- TASK GOAL: Exclude the pictures, then repeat the remaining data exactly.

- Stored data:

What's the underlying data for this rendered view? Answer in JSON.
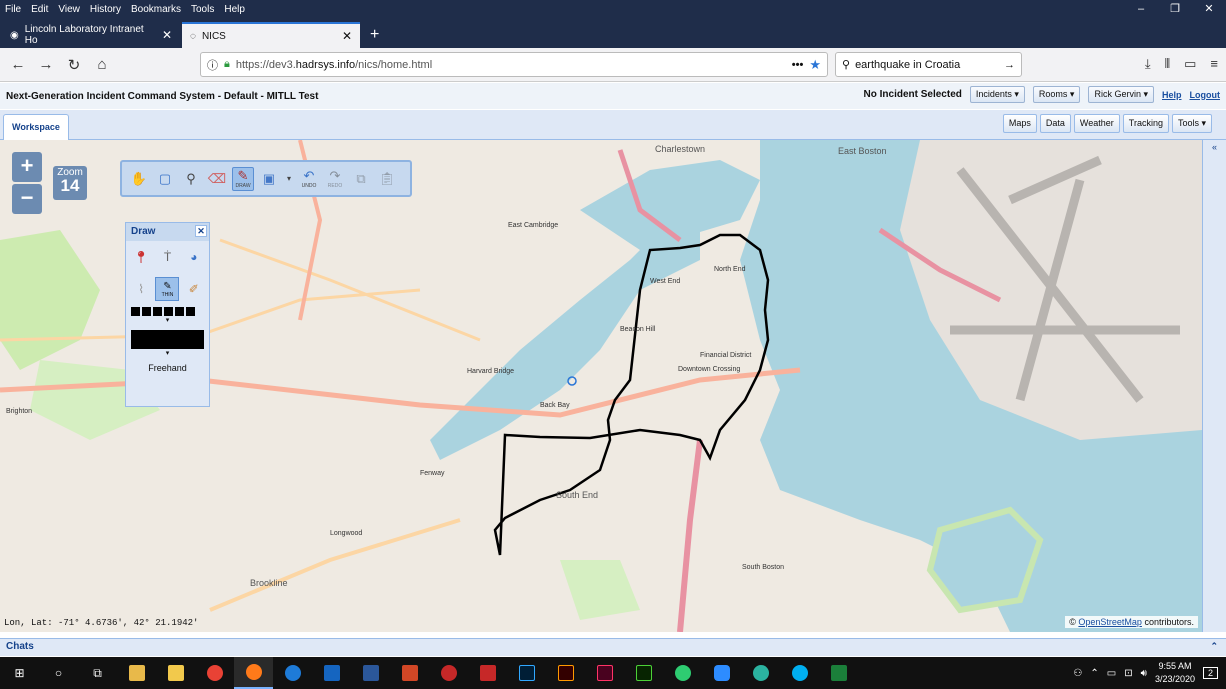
{
  "menubar": [
    "File",
    "Edit",
    "View",
    "History",
    "Bookmarks",
    "Tools",
    "Help"
  ],
  "window_controls": [
    "–",
    "❐",
    "✕"
  ],
  "tabs": [
    {
      "title": "Lincoln Laboratory Intranet Ho",
      "active": false
    },
    {
      "title": "NICS",
      "active": true
    }
  ],
  "new_tab": "+",
  "nav": {
    "back": "←",
    "forward": "→",
    "reload": "↻",
    "home": "⌂",
    "url_prefix": "https://dev3.",
    "url_domain": "hadrsys.info",
    "url_path": "/nics/home.html",
    "menu_dots": "•••",
    "star": "★",
    "search_value": "earthquake in Croatia",
    "search_go": "→",
    "right_icons": [
      "⤓",
      "⫴",
      "▭",
      "≡"
    ]
  },
  "app": {
    "title": "Next-Generation Incident Command System - Default - MITLL Test",
    "incident_status": "No Incident Selected",
    "incidents_btn": "Incidents ▾",
    "rooms_btn": "Rooms ▾",
    "user_btn": "Rick Gervin ▾",
    "help_link": "Help",
    "logout_link": "Logout"
  },
  "workspace_tab": "Workspace",
  "right_tabs": [
    "Maps",
    "Data",
    "Weather",
    "Tracking",
    "Tools ▾"
  ],
  "map": {
    "zoom_in": "+",
    "zoom_out": "−",
    "zoom_label": "Zoom",
    "zoom_value": "14",
    "coords": "Lon, Lat: -71° 4.6736', 42° 21.1942'",
    "attribution_prefix": "©",
    "attribution_link": "OpenStreetMap",
    "attribution_suffix": "contributors.",
    "labels": [
      {
        "text": "Charlestown",
        "cls": "big"
      },
      {
        "text": "East Boston",
        "cls": "big"
      },
      {
        "text": "East Cambridge",
        "cls": ""
      },
      {
        "text": "North End",
        "cls": ""
      },
      {
        "text": "West End",
        "cls": ""
      },
      {
        "text": "Beacon Hill",
        "cls": ""
      },
      {
        "text": "Financial District",
        "cls": ""
      },
      {
        "text": "Downtown Crossing",
        "cls": ""
      },
      {
        "text": "Back Bay",
        "cls": ""
      },
      {
        "text": "South End",
        "cls": "big"
      },
      {
        "text": "Fenway",
        "cls": ""
      },
      {
        "text": "South Boston",
        "cls": ""
      },
      {
        "text": "Brookline",
        "cls": "big"
      },
      {
        "text": "Brighton",
        "cls": ""
      },
      {
        "text": "Harvard Bridge",
        "cls": ""
      },
      {
        "text": "Longwood",
        "cls": ""
      }
    ]
  },
  "toolbar": {
    "draw_small": "DRAW",
    "undo_small": "UNDO",
    "redo_small": "REDO"
  },
  "draw_panel": {
    "title": "Draw",
    "close": "✕",
    "thick_label": "THIN",
    "mode": "Freehand"
  },
  "chats": {
    "title": "Chats",
    "expand": "⌃"
  },
  "taskbar": {
    "time": "9:55 AM",
    "date": "3/23/2020",
    "notif": "2",
    "apps": [
      {
        "name": "start",
        "color": "#ffffff"
      },
      {
        "name": "cortana",
        "color": "#ffffff"
      },
      {
        "name": "taskview",
        "color": "#ffffff"
      },
      {
        "name": "explorer",
        "color": "#e8b94a"
      },
      {
        "name": "notes",
        "color": "#f2c94c"
      },
      {
        "name": "chrome",
        "color": "#e94235"
      },
      {
        "name": "firefox",
        "color": "#ff7a1a"
      },
      {
        "name": "edge",
        "color": "#1e7bd8"
      },
      {
        "name": "outlook",
        "color": "#1565c0"
      },
      {
        "name": "word",
        "color": "#2b579a"
      },
      {
        "name": "powerpoint",
        "color": "#d24726"
      },
      {
        "name": "app-red",
        "color": "#c62828"
      },
      {
        "name": "acrobat",
        "color": "#c62828"
      },
      {
        "name": "photoshop",
        "color": "#31a8ff"
      },
      {
        "name": "illustrator",
        "color": "#ff9a00"
      },
      {
        "name": "indesign",
        "color": "#ff3366"
      },
      {
        "name": "dreamweaver",
        "color": "#4cd137"
      },
      {
        "name": "app-green",
        "color": "#2ecc71"
      },
      {
        "name": "zoom",
        "color": "#2d8cff"
      },
      {
        "name": "app-teal",
        "color": "#2bb3a0"
      },
      {
        "name": "skype",
        "color": "#00aff0"
      },
      {
        "name": "app-dollar",
        "color": "#1b7f3a"
      }
    ]
  }
}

- ANSWER FOR THIS EXERCISE:
What's the underlying data for this rendered view? Answer in JSON.
{
  "menubar": [
    "File",
    "Edit",
    "View",
    "History",
    "Bookmarks",
    "Tools",
    "Help"
  ],
  "window_controls": [
    "–",
    "❐",
    "✕"
  ],
  "tabs": [
    {
      "title": "Lincoln Laboratory Intranet Ho",
      "active": false
    },
    {
      "title": "NICS",
      "active": true
    }
  ],
  "new_tab": "+",
  "nav": {
    "back": "←",
    "forward": "→",
    "reload": "↻",
    "home": "⌂",
    "url_prefix": "https://dev3.",
    "url_domain": "hadrsys.info",
    "url_path": "/nics/home.html",
    "menu_dots": "•••",
    "star": "★",
    "search_value": "earthquake in Croatia",
    "search_go": "→",
    "right_icons": [
      "⤓",
      "⫴",
      "▭",
      "≡"
    ]
  },
  "app": {
    "title": "Next-Generation Incident Command System - Default - MITLL Test",
    "incident_status": "No Incident Selected",
    "incidents_btn": "Incidents ▾",
    "rooms_btn": "Rooms ▾",
    "user_btn": "Rick Gervin ▾",
    "help_link": "Help",
    "logout_link": "Logout"
  },
  "workspace_tab": "Workspace",
  "right_tabs": [
    "Maps",
    "Data",
    "Weather",
    "Tracking",
    "Tools ▾"
  ],
  "map": {
    "zoom_in": "+",
    "zoom_out": "−",
    "zoom_label": "Zoom",
    "zoom_value": "14",
    "coords": "Lon, Lat: -71° 4.6736', 42° 21.1942'",
    "attribution_prefix": "©",
    "attribution_link": "OpenStreetMap",
    "attribution_suffix": "contributors.",
    "labels": [
      {
        "text": "Charlestown",
        "cls": "big"
      },
      {
        "text": "East Boston",
        "cls": "big"
      },
      {
        "text": "East Cambridge",
        "cls": ""
      },
      {
        "text": "North End",
        "cls": ""
      },
      {
        "text": "West End",
        "cls": ""
      },
      {
        "text": "Beacon Hill",
        "cls": ""
      },
      {
        "text": "Financial District",
        "cls": ""
      },
      {
        "text": "Downtown Crossing",
        "cls": ""
      },
      {
        "text": "Back Bay",
        "cls": ""
      },
      {
        "text": "South End",
        "cls": "big"
      },
      {
        "text": "Fenway",
        "cls": ""
      },
      {
        "text": "South Boston",
        "cls": ""
      },
      {
        "text": "Brookline",
        "cls": "big"
      },
      {
        "text": "Brighton",
        "cls": ""
      },
      {
        "text": "Harvard Bridge",
        "cls": ""
      },
      {
        "text": "Longwood",
        "cls": ""
      }
    ]
  },
  "toolbar": {
    "draw_small": "DRAW",
    "undo_small": "UNDO",
    "redo_small": "REDO"
  },
  "draw_panel": {
    "title": "Draw",
    "close": "✕",
    "thick_label": "THIN",
    "mode": "Freehand"
  },
  "chats": {
    "title": "Chats",
    "expand": "⌃"
  },
  "taskbar": {
    "time": "9:55 AM",
    "date": "3/23/2020",
    "notif": "2",
    "apps": [
      {
        "name": "start",
        "color": "#ffffff"
      },
      {
        "name": "cortana",
        "color": "#ffffff"
      },
      {
        "name": "taskview",
        "color": "#ffffff"
      },
      {
        "name": "explorer",
        "color": "#e8b94a"
      },
      {
        "name": "notes",
        "color": "#f2c94c"
      },
      {
        "name": "chrome",
        "color": "#e94235"
      },
      {
        "name": "firefox",
        "color": "#ff7a1a"
      },
      {
        "name": "edge",
        "color": "#1e7bd8"
      },
      {
        "name": "outlook",
        "color": "#1565c0"
      },
      {
        "name": "word",
        "color": "#2b579a"
      },
      {
        "name": "powerpoint",
        "color": "#d24726"
      },
      {
        "name": "app-red",
        "color": "#c62828"
      },
      {
        "name": "acrobat",
        "color": "#c62828"
      },
      {
        "name": "photoshop",
        "color": "#31a8ff"
      },
      {
        "name": "illustrator",
        "color": "#ff9a00"
      },
      {
        "name": "indesign",
        "color": "#ff3366"
      },
      {
        "name": "dreamweaver",
        "color": "#4cd137"
      },
      {
        "name": "app-green",
        "color": "#2ecc71"
      },
      {
        "name": "zoom",
        "color": "#2d8cff"
      },
      {
        "name": "app-teal",
        "color": "#2bb3a0"
      },
      {
        "name": "skype",
        "color": "#00aff0"
      },
      {
        "name": "app-dollar",
        "color": "#1b7f3a"
      }
    ]
  }
}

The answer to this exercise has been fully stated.